▶ _Dataset records_:
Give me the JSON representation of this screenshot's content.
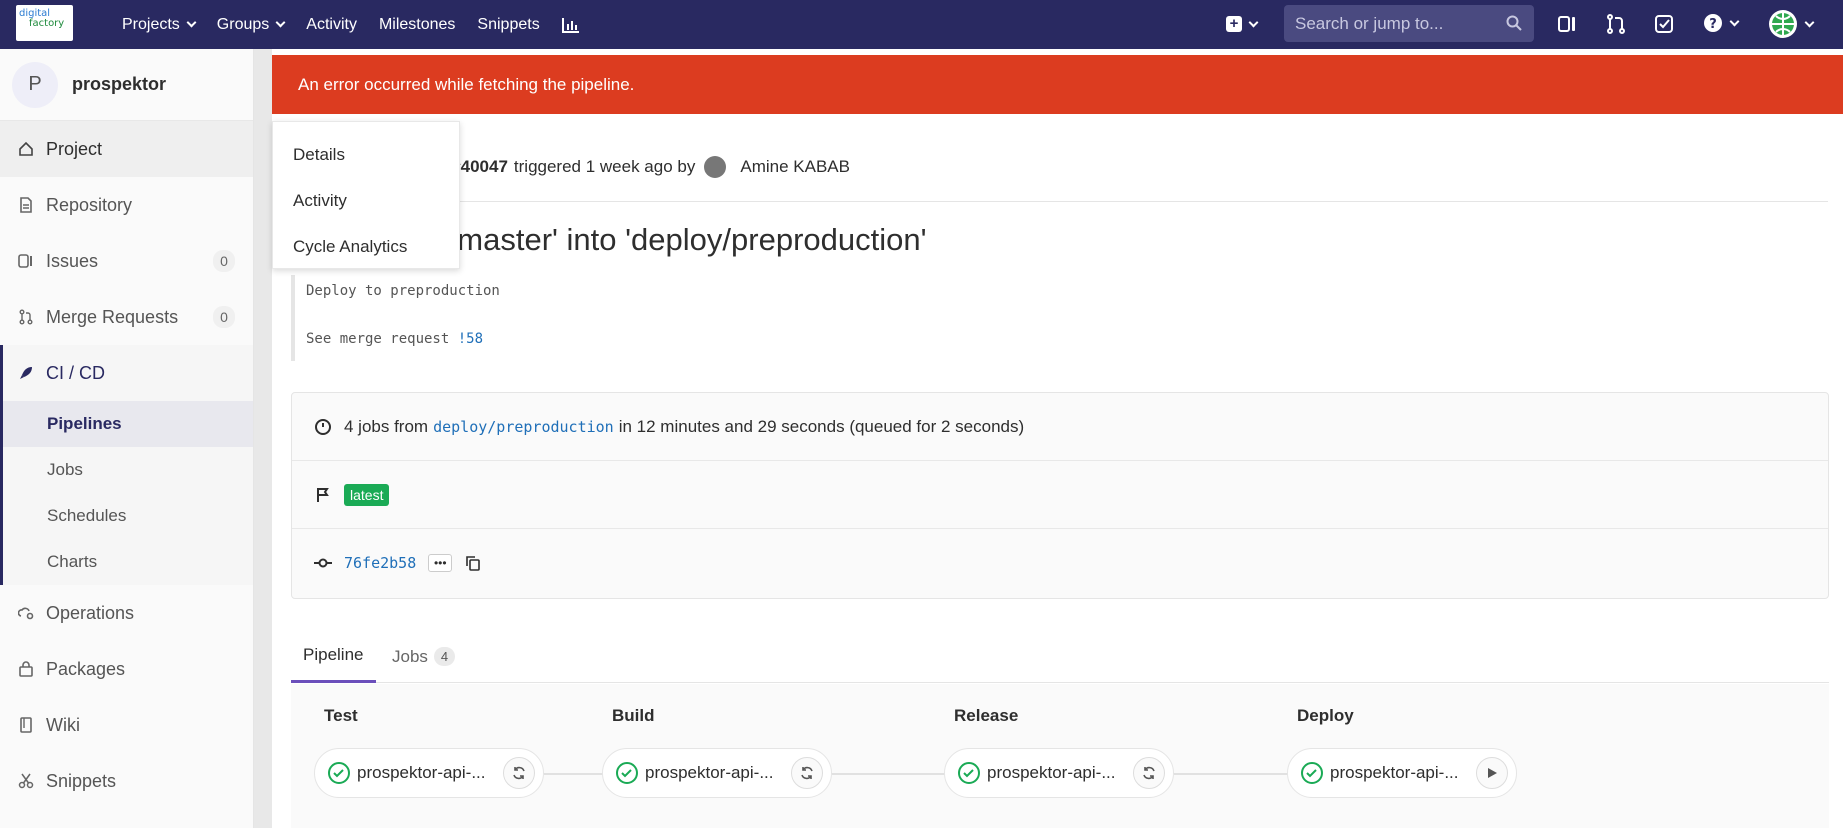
{
  "header": {
    "logo_text_1": "digital",
    "logo_text_2": "factory",
    "nav": [
      {
        "label": "Projects",
        "caret": true
      },
      {
        "label": "Groups",
        "caret": true
      },
      {
        "label": "Activity",
        "caret": false
      },
      {
        "label": "Milestones",
        "caret": false
      },
      {
        "label": "Snippets",
        "caret": false
      }
    ],
    "search_placeholder": "Search or jump to...",
    "color": "#292961"
  },
  "sidebar": {
    "avatar_letter": "P",
    "project_name": "prospektor",
    "items": [
      {
        "label": "Project",
        "icon": "home-icon"
      },
      {
        "label": "Repository",
        "icon": "doc-icon"
      },
      {
        "label": "Issues",
        "icon": "issues-icon",
        "badge": "0"
      },
      {
        "label": "Merge Requests",
        "icon": "merge-icon",
        "badge": "0"
      }
    ],
    "cicd": {
      "label": "CI / CD",
      "subitems": [
        "Pipelines",
        "Jobs",
        "Schedules",
        "Charts"
      ]
    },
    "items_after": [
      {
        "label": "Operations",
        "icon": "cloud-gear-icon"
      },
      {
        "label": "Packages",
        "icon": "package-icon"
      },
      {
        "label": "Wiki",
        "icon": "book-icon"
      },
      {
        "label": "Snippets",
        "icon": "scissors-icon"
      }
    ]
  },
  "alert": {
    "text": "An error occurred while fetching the pipeline.",
    "color": "#dc3c20"
  },
  "dropdown": {
    "items": [
      "Details",
      "Activity",
      "Cycle Analytics"
    ]
  },
  "pipeline": {
    "id_partial": "e #40047",
    "triggered": "triggered 1 week ago by",
    "user": "Amine KABAB",
    "commit_title_partial": "ch 'master' into 'deploy/preproduction'",
    "desc_line1": "Deploy to preproduction",
    "desc_line2_prefix": "See merge request",
    "desc_line2_link": "!58",
    "jobs_prefix": "4 jobs from",
    "branch": "deploy/preproduction",
    "jobs_suffix": "in 12 minutes and 29 seconds (queued for 2 seconds)",
    "tag": "latest",
    "sha": "76fe2b58"
  },
  "tabs": [
    {
      "label": "Pipeline",
      "active": true
    },
    {
      "label": "Jobs",
      "count": "4"
    }
  ],
  "stages": [
    {
      "title": "Test",
      "job": "prospektor-api-...",
      "action": "retry"
    },
    {
      "title": "Build",
      "job": "prospektor-api-...",
      "action": "retry"
    },
    {
      "title": "Release",
      "job": "prospektor-api-...",
      "action": "retry"
    },
    {
      "title": "Deploy",
      "job": "prospektor-api-...",
      "action": "play"
    }
  ]
}
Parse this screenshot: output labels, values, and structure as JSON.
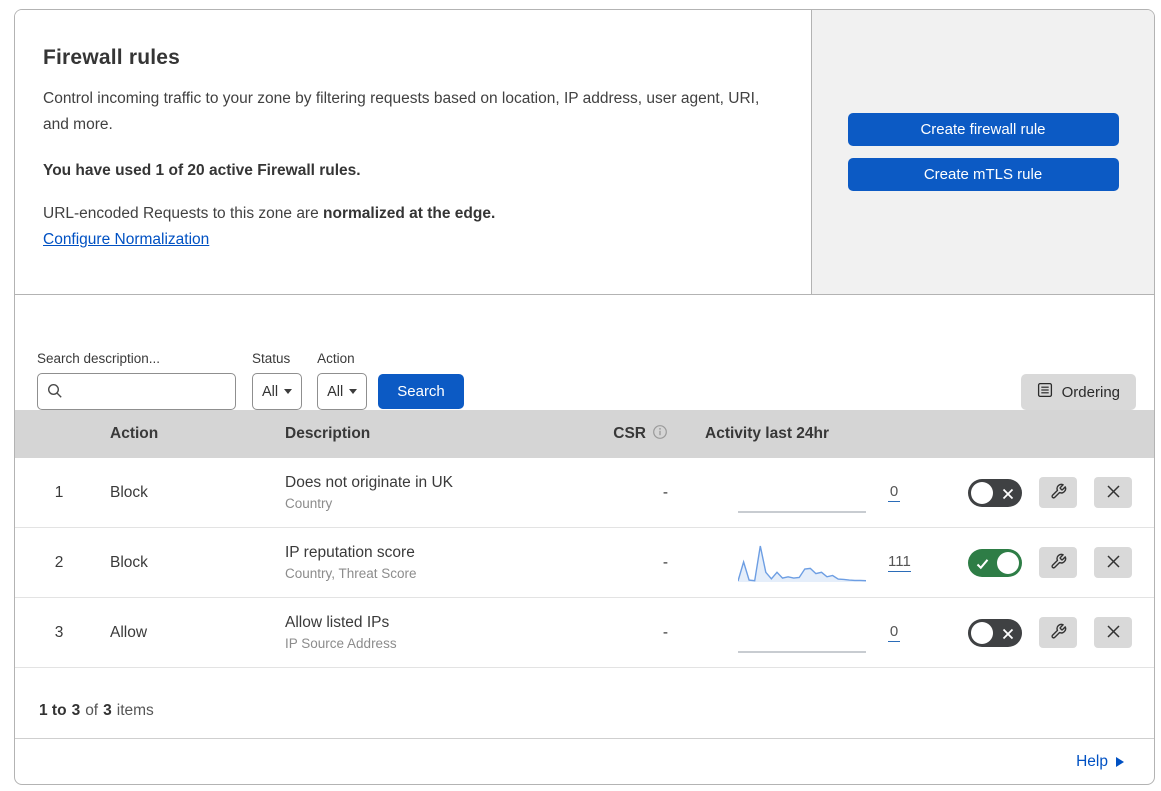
{
  "header": {
    "title": "Firewall rules",
    "description": "Control incoming traffic to your zone by filtering requests based on location, IP address, user agent, URI, and more.",
    "usage_notice": "You have used 1 of 20 active Firewall rules.",
    "normalization_prefix": "URL-encoded Requests to this zone are ",
    "normalization_bold": "normalized at the edge.",
    "normalization_link": "Configure Normalization",
    "create_firewall_button": "Create firewall rule",
    "create_mtls_button": "Create mTLS rule"
  },
  "filters": {
    "search_label": "Search description...",
    "status_label": "Status",
    "status_value": "All",
    "action_label": "Action",
    "action_value": "All",
    "search_button": "Search",
    "ordering_button": "Ordering"
  },
  "table": {
    "columns": {
      "action": "Action",
      "description": "Description",
      "csr": "CSR",
      "activity": "Activity last 24hr"
    },
    "rows": [
      {
        "number": "1",
        "action": "Block",
        "title": "Does not originate in UK",
        "subtitle": "Country",
        "csr": "-",
        "count": "0",
        "enabled": false,
        "activity": [
          0,
          0,
          0,
          0,
          0,
          0,
          0,
          0,
          0,
          0,
          0,
          0,
          0,
          0,
          0,
          0,
          0,
          0,
          0,
          0,
          0,
          0,
          0,
          0
        ]
      },
      {
        "number": "2",
        "action": "Block",
        "title": "IP reputation score",
        "subtitle": "Country, Threat Score",
        "csr": "-",
        "count": "111",
        "enabled": true,
        "activity": [
          3,
          62,
          6,
          4,
          111,
          30,
          10,
          30,
          12,
          16,
          12,
          14,
          40,
          42,
          26,
          30,
          16,
          20,
          9,
          8,
          6,
          5,
          5,
          4
        ]
      },
      {
        "number": "3",
        "action": "Allow",
        "title": "Allow listed IPs",
        "subtitle": "IP Source Address",
        "csr": "-",
        "count": "0",
        "enabled": false,
        "activity": [
          0,
          0,
          0,
          0,
          0,
          0,
          0,
          0,
          0,
          0,
          0,
          0,
          0,
          0,
          0,
          0,
          0,
          0,
          0,
          0,
          0,
          0,
          0,
          0
        ]
      }
    ]
  },
  "footer": {
    "range": "1 to",
    "range_end": "3",
    "of_label": "of",
    "total": "3",
    "items_label": "items",
    "help_label": "Help"
  },
  "colors": {
    "primary_blue": "#0c5ac4",
    "link_blue": "#0051c3",
    "toggle_on_green": "#2e7d46",
    "toggle_off_gray": "#3f4143",
    "panel_gray": "#f1f1f1",
    "table_header_gray": "#d5d5d5",
    "sparkline_blue": "#6d9ee3"
  }
}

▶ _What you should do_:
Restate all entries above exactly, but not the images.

▶ _Exercise result_:
Give me the JSON representation of this screenshot's content.
{
  "header": {
    "logo_text_1": "digital",
    "logo_text_2": "factory",
    "nav": [
      {
        "label": "Projects",
        "caret": true
      },
      {
        "label": "Groups",
        "caret": true
      },
      {
        "label": "Activity",
        "caret": false
      },
      {
        "label": "Milestones",
        "caret": false
      },
      {
        "label": "Snippets",
        "caret": false
      }
    ],
    "search_placeholder": "Search or jump to...",
    "color": "#292961"
  },
  "sidebar": {
    "avatar_letter": "P",
    "project_name": "prospektor",
    "items": [
      {
        "label": "Project",
        "icon": "home-icon"
      },
      {
        "label": "Repository",
        "icon": "doc-icon"
      },
      {
        "label": "Issues",
        "icon": "issues-icon",
        "badge": "0"
      },
      {
        "label": "Merge Requests",
        "icon": "merge-icon",
        "badge": "0"
      }
    ],
    "cicd": {
      "label": "CI / CD",
      "subitems": [
        "Pipelines",
        "Jobs",
        "Schedules",
        "Charts"
      ]
    },
    "items_after": [
      {
        "label": "Operations",
        "icon": "cloud-gear-icon"
      },
      {
        "label": "Packages",
        "icon": "package-icon"
      },
      {
        "label": "Wiki",
        "icon": "book-icon"
      },
      {
        "label": "Snippets",
        "icon": "scissors-icon"
      }
    ]
  },
  "alert": {
    "text": "An error occurred while fetching the pipeline.",
    "color": "#dc3c20"
  },
  "dropdown": {
    "items": [
      "Details",
      "Activity",
      "Cycle Analytics"
    ]
  },
  "pipeline": {
    "id_partial": "e #40047",
    "triggered": "triggered 1 week ago by",
    "user": "Amine KABAB",
    "commit_title_partial": "ch 'master' into 'deploy/preproduction'",
    "desc_line1": "Deploy to preproduction",
    "desc_line2_prefix": "See merge request",
    "desc_line2_link": "!58",
    "jobs_prefix": "4 jobs from",
    "branch": "deploy/preproduction",
    "jobs_suffix": "in 12 minutes and 29 seconds (queued for 2 seconds)",
    "tag": "latest",
    "sha": "76fe2b58"
  },
  "tabs": [
    {
      "label": "Pipeline",
      "active": true
    },
    {
      "label": "Jobs",
      "count": "4"
    }
  ],
  "stages": [
    {
      "title": "Test",
      "job": "prospektor-api-...",
      "action": "retry"
    },
    {
      "title": "Build",
      "job": "prospektor-api-...",
      "action": "retry"
    },
    {
      "title": "Release",
      "job": "prospektor-api-...",
      "action": "retry"
    },
    {
      "title": "Deploy",
      "job": "prospektor-api-...",
      "action": "play"
    }
  ]
}
Parse this screenshot: output labels, values, and structure as JSON.
{
  "header": {
    "title": "Firewall rules",
    "description": "Control incoming traffic to your zone by filtering requests based on location, IP address, user agent, URI, and more.",
    "usage_notice": "You have used 1 of 20 active Firewall rules.",
    "normalization_prefix": "URL-encoded Requests to this zone are ",
    "normalization_bold": "normalized at the edge.",
    "normalization_link": "Configure Normalization",
    "create_firewall_button": "Create firewall rule",
    "create_mtls_button": "Create mTLS rule"
  },
  "filters": {
    "search_label": "Search description...",
    "status_label": "Status",
    "status_value": "All",
    "action_label": "Action",
    "action_value": "All",
    "search_button": "Search",
    "ordering_button": "Ordering"
  },
  "table": {
    "columns": {
      "action": "Action",
      "description": "Description",
      "csr": "CSR",
      "activity": "Activity last 24hr"
    },
    "rows": [
      {
        "number": "1",
        "action": "Block",
        "title": "Does not originate in UK",
        "subtitle": "Country",
        "csr": "-",
        "count": "0",
        "enabled": false,
        "activity": [
          0,
          0,
          0,
          0,
          0,
          0,
          0,
          0,
          0,
          0,
          0,
          0,
          0,
          0,
          0,
          0,
          0,
          0,
          0,
          0,
          0,
          0,
          0,
          0
        ]
      },
      {
        "number": "2",
        "action": "Block",
        "title": "IP reputation score",
        "subtitle": "Country, Threat Score",
        "csr": "-",
        "count": "111",
        "enabled": true,
        "activity": [
          3,
          62,
          6,
          4,
          111,
          30,
          10,
          30,
          12,
          16,
          12,
          14,
          40,
          42,
          26,
          30,
          16,
          20,
          9,
          8,
          6,
          5,
          5,
          4
        ]
      },
      {
        "number": "3",
        "action": "Allow",
        "title": "Allow listed IPs",
        "subtitle": "IP Source Address",
        "csr": "-",
        "count": "0",
        "enabled": false,
        "activity": [
          0,
          0,
          0,
          0,
          0,
          0,
          0,
          0,
          0,
          0,
          0,
          0,
          0,
          0,
          0,
          0,
          0,
          0,
          0,
          0,
          0,
          0,
          0,
          0
        ]
      }
    ]
  },
  "footer": {
    "range": "1 to",
    "range_end": "3",
    "of_label": "of",
    "total": "3",
    "items_label": "items",
    "help_label": "Help"
  },
  "colors": {
    "primary_blue": "#0c5ac4",
    "link_blue": "#0051c3",
    "toggle_on_green": "#2e7d46",
    "toggle_off_gray": "#3f4143",
    "panel_gray": "#f1f1f1",
    "table_header_gray": "#d5d5d5",
    "sparkline_blue": "#6d9ee3"
  }
}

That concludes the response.